> **DESCRIPTION OF THE TASK**
The data below should be printed in full, exactly, and without any of its images.

> **SUPPLIED DATA**
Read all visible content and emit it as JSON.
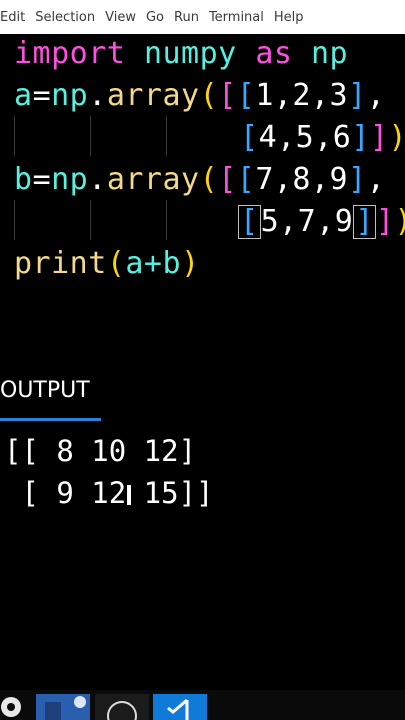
{
  "menubar": {
    "items": [
      "Edit",
      "Selection",
      "View",
      "Go",
      "Run",
      "Terminal",
      "Help"
    ]
  },
  "editor": {
    "line1": {
      "kw": "import",
      "mod": "numpy",
      "as": "as",
      "alias": "np"
    },
    "line2": {
      "var": "a",
      "eq": "=",
      "np": "np",
      "dot": ".",
      "fn": "array",
      "open1": "(",
      "open2": "[",
      "open3": "[",
      "nums": "1,2,3",
      "close3": "]",
      "comma": ","
    },
    "line3": {
      "open3": "[",
      "nums": "4,5,6",
      "close3": "]",
      "close2": "]",
      "close1": ")"
    },
    "line4": {
      "var": "b",
      "eq": "=",
      "np": "np",
      "dot": ".",
      "fn": "array",
      "open1": "(",
      "open2": "[",
      "open3": "[",
      "nums": "7,8,9",
      "close3": "]",
      "comma": ","
    },
    "line5": {
      "open3": "[",
      "nums": "5,7,9",
      "close3": "]",
      "close2": "]",
      "close1": ")"
    },
    "line6": {
      "fn": "print",
      "open": "(",
      "expr": "a+b",
      "close": ")"
    }
  },
  "panel": {
    "title": "OUTPUT",
    "lines": [
      "[[ 8 10 12]",
      " [ 9 12 15]]"
    ]
  },
  "taskbar": {
    "icons": [
      "gear-icon",
      "file-explorer-icon",
      "obs-icon",
      "vscode-icon"
    ]
  }
}
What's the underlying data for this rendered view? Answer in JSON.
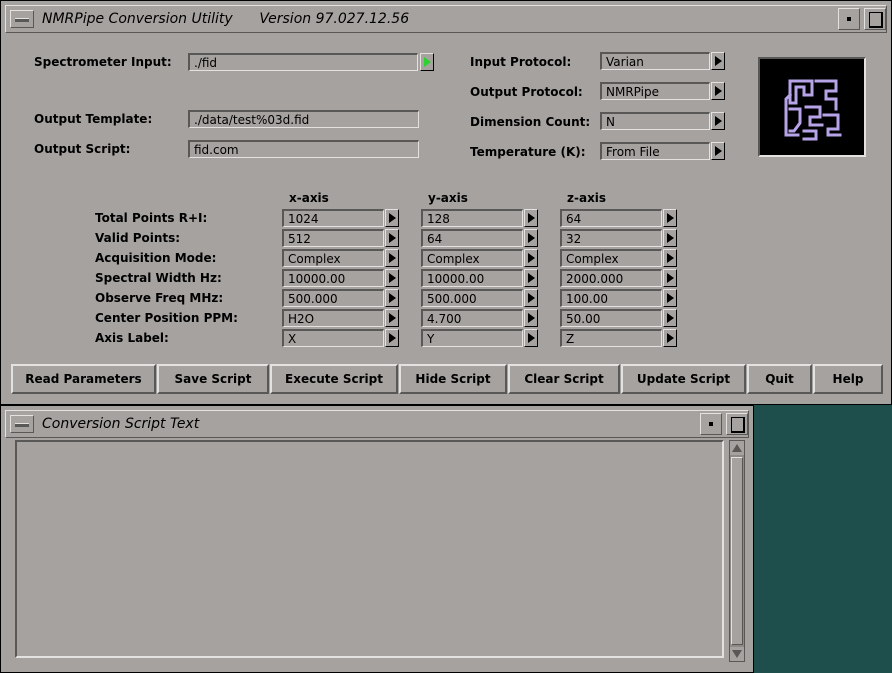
{
  "main_window": {
    "title": "NMRPipe Conversion Utility      Version 97.027.12.56",
    "spectrometer_input": {
      "label": "Spectrometer Input:",
      "value": "./fid"
    },
    "output_template": {
      "label": "Output Template:",
      "value": "./data/test%03d.fid"
    },
    "output_script": {
      "label": "Output Script:",
      "value": "fid.com"
    },
    "input_protocol": {
      "label": "Input Protocol:",
      "value": "Varian"
    },
    "output_protocol": {
      "label": "Output Protocol:",
      "value": "NMRPipe"
    },
    "dimension_count": {
      "label": "Dimension Count:",
      "value": "N"
    },
    "temperature": {
      "label": "Temperature (K):",
      "value": "From File"
    },
    "axes": {
      "headers": [
        "x-axis",
        "y-axis",
        "z-axis"
      ],
      "rows": [
        {
          "label": "Total Points R+I:",
          "values": [
            "1024",
            "128",
            "64"
          ]
        },
        {
          "label": "Valid Points:",
          "values": [
            "512",
            "64",
            "32"
          ]
        },
        {
          "label": "Acquisition Mode:",
          "values": [
            "Complex",
            "Complex",
            "Complex"
          ]
        },
        {
          "label": "Spectral Width Hz:",
          "values": [
            "10000.00",
            "10000.00",
            "2000.000"
          ]
        },
        {
          "label": "Observe Freq MHz:",
          "values": [
            "500.000",
            "500.000",
            "100.00"
          ]
        },
        {
          "label": "Center Position PPM:",
          "values": [
            "H2O",
            "4.700",
            "50.00"
          ]
        },
        {
          "label": "Axis Label:",
          "values": [
            "X",
            "Y",
            "Z"
          ]
        }
      ]
    },
    "buttons": [
      "Read Parameters",
      "Save Script",
      "Execute Script",
      "Hide Script",
      "Clear Script",
      "Update Script",
      "Quit",
      "Help"
    ]
  },
  "script_window": {
    "title": "Conversion Script Text"
  },
  "colors": {
    "window_bg": "#a6a2a0",
    "desktop_bg": "#1e4f4d",
    "logo_glyph": "#b7a3e8",
    "green_arrow": "#2fd12f"
  }
}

> **RESULT**
Read all visible content and emit it as JSON.
{
  "menubar": {
    "items": [
      "Edit",
      "Selection",
      "View",
      "Go",
      "Run",
      "Terminal",
      "Help"
    ]
  },
  "editor": {
    "line1": {
      "kw": "import",
      "mod": "numpy",
      "as": "as",
      "alias": "np"
    },
    "line2": {
      "var": "a",
      "eq": "=",
      "np": "np",
      "dot": ".",
      "fn": "array",
      "open1": "(",
      "open2": "[",
      "open3": "[",
      "nums": "1,2,3",
      "close3": "]",
      "comma": ","
    },
    "line3": {
      "open3": "[",
      "nums": "4,5,6",
      "close3": "]",
      "close2": "]",
      "close1": ")"
    },
    "line4": {
      "var": "b",
      "eq": "=",
      "np": "np",
      "dot": ".",
      "fn": "array",
      "open1": "(",
      "open2": "[",
      "open3": "[",
      "nums": "7,8,9",
      "close3": "]",
      "comma": ","
    },
    "line5": {
      "open3": "[",
      "nums": "5,7,9",
      "close3": "]",
      "close2": "]",
      "close1": ")"
    },
    "line6": {
      "fn": "print",
      "open": "(",
      "expr": "a+b",
      "close": ")"
    }
  },
  "panel": {
    "title": "OUTPUT",
    "lines": [
      "[[ 8 10 12]",
      " [ 9 12 15]]"
    ]
  },
  "taskbar": {
    "icons": [
      "gear-icon",
      "file-explorer-icon",
      "obs-icon",
      "vscode-icon"
    ]
  }
}
What's the underlying data for this rendered view? Answer in JSON.
{
  "main_window": {
    "title": "NMRPipe Conversion Utility      Version 97.027.12.56",
    "spectrometer_input": {
      "label": "Spectrometer Input:",
      "value": "./fid"
    },
    "output_template": {
      "label": "Output Template:",
      "value": "./data/test%03d.fid"
    },
    "output_script": {
      "label": "Output Script:",
      "value": "fid.com"
    },
    "input_protocol": {
      "label": "Input Protocol:",
      "value": "Varian"
    },
    "output_protocol": {
      "label": "Output Protocol:",
      "value": "NMRPipe"
    },
    "dimension_count": {
      "label": "Dimension Count:",
      "value": "N"
    },
    "temperature": {
      "label": "Temperature (K):",
      "value": "From File"
    },
    "axes": {
      "headers": [
        "x-axis",
        "y-axis",
        "z-axis"
      ],
      "rows": [
        {
          "label": "Total Points R+I:",
          "values": [
            "1024",
            "128",
            "64"
          ]
        },
        {
          "label": "Valid Points:",
          "values": [
            "512",
            "64",
            "32"
          ]
        },
        {
          "label": "Acquisition Mode:",
          "values": [
            "Complex",
            "Complex",
            "Complex"
          ]
        },
        {
          "label": "Spectral Width Hz:",
          "values": [
            "10000.00",
            "10000.00",
            "2000.000"
          ]
        },
        {
          "label": "Observe Freq MHz:",
          "values": [
            "500.000",
            "500.000",
            "100.00"
          ]
        },
        {
          "label": "Center Position PPM:",
          "values": [
            "H2O",
            "4.700",
            "50.00"
          ]
        },
        {
          "label": "Axis Label:",
          "values": [
            "X",
            "Y",
            "Z"
          ]
        }
      ]
    },
    "buttons": [
      "Read Parameters",
      "Save Script",
      "Execute Script",
      "Hide Script",
      "Clear Script",
      "Update Script",
      "Quit",
      "Help"
    ]
  },
  "script_window": {
    "title": "Conversion Script Text"
  },
  "colors": {
    "window_bg": "#a6a2a0",
    "desktop_bg": "#1e4f4d",
    "logo_glyph": "#b7a3e8",
    "green_arrow": "#2fd12f"
  }
}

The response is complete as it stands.